===== Data to process =====
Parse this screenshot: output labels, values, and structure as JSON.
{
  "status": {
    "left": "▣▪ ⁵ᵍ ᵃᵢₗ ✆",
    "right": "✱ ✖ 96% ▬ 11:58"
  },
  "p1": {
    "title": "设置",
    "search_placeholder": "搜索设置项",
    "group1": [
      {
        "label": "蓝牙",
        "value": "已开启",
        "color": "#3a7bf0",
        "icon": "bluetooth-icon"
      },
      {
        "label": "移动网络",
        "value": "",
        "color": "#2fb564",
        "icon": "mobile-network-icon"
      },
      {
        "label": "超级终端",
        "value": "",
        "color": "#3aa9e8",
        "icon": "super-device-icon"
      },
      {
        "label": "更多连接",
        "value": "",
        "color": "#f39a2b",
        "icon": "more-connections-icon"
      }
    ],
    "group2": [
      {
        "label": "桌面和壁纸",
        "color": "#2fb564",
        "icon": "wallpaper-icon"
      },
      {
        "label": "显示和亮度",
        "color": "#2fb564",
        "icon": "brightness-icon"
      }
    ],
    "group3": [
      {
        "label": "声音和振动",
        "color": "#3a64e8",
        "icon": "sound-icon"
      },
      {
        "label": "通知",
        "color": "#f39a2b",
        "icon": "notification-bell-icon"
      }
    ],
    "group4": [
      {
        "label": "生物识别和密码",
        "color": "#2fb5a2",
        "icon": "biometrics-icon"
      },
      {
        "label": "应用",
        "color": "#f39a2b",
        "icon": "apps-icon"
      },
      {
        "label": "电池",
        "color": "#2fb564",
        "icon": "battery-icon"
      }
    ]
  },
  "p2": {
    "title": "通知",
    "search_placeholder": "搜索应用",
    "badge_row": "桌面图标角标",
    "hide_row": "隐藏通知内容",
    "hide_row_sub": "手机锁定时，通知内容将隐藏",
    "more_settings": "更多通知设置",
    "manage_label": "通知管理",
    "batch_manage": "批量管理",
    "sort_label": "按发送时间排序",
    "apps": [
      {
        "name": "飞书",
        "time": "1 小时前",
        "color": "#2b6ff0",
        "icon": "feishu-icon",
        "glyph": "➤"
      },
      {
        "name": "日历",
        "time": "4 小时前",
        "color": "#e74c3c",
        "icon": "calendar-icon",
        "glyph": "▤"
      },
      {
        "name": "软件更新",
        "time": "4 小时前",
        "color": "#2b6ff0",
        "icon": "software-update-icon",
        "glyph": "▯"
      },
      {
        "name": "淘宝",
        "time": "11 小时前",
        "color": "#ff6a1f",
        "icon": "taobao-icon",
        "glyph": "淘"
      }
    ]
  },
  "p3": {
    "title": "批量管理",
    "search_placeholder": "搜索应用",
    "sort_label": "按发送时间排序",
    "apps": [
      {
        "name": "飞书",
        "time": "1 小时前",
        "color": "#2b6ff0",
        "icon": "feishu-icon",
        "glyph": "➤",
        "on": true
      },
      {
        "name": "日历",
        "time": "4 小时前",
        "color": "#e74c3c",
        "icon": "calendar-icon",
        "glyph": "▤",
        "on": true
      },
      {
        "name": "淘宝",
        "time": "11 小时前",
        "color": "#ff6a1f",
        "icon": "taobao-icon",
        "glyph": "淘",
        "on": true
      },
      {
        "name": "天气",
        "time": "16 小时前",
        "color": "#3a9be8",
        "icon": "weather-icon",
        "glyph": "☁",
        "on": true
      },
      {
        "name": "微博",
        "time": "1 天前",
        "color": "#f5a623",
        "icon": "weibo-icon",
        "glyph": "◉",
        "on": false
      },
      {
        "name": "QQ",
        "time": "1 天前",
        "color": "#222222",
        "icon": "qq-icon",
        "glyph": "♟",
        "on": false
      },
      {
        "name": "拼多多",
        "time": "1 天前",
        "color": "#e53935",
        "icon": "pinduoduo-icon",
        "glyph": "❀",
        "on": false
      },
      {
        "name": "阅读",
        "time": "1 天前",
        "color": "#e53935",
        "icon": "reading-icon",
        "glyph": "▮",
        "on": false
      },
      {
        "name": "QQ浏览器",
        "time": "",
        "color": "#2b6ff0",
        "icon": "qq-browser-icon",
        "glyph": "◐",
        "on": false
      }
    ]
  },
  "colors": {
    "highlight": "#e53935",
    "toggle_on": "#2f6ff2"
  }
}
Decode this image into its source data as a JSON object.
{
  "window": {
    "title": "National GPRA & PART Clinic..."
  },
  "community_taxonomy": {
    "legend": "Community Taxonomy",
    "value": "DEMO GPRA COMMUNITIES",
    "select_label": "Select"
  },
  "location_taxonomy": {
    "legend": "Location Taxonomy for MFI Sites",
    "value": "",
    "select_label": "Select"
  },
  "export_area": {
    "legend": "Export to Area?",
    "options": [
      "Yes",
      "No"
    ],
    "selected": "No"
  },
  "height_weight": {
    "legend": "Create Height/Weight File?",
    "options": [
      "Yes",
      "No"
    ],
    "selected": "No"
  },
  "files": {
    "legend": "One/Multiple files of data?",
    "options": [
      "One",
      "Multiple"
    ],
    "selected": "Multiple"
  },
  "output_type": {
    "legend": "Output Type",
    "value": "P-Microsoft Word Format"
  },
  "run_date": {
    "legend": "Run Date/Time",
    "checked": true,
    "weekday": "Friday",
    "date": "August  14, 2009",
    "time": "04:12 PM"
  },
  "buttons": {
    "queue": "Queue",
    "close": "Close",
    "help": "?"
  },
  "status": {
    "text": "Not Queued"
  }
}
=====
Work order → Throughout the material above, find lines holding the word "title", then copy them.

Exercise answer →
    "title": "设置",
    "title": "通知",
    "title": "批量管理",
    "title": "National GPRA & PART Clinic..."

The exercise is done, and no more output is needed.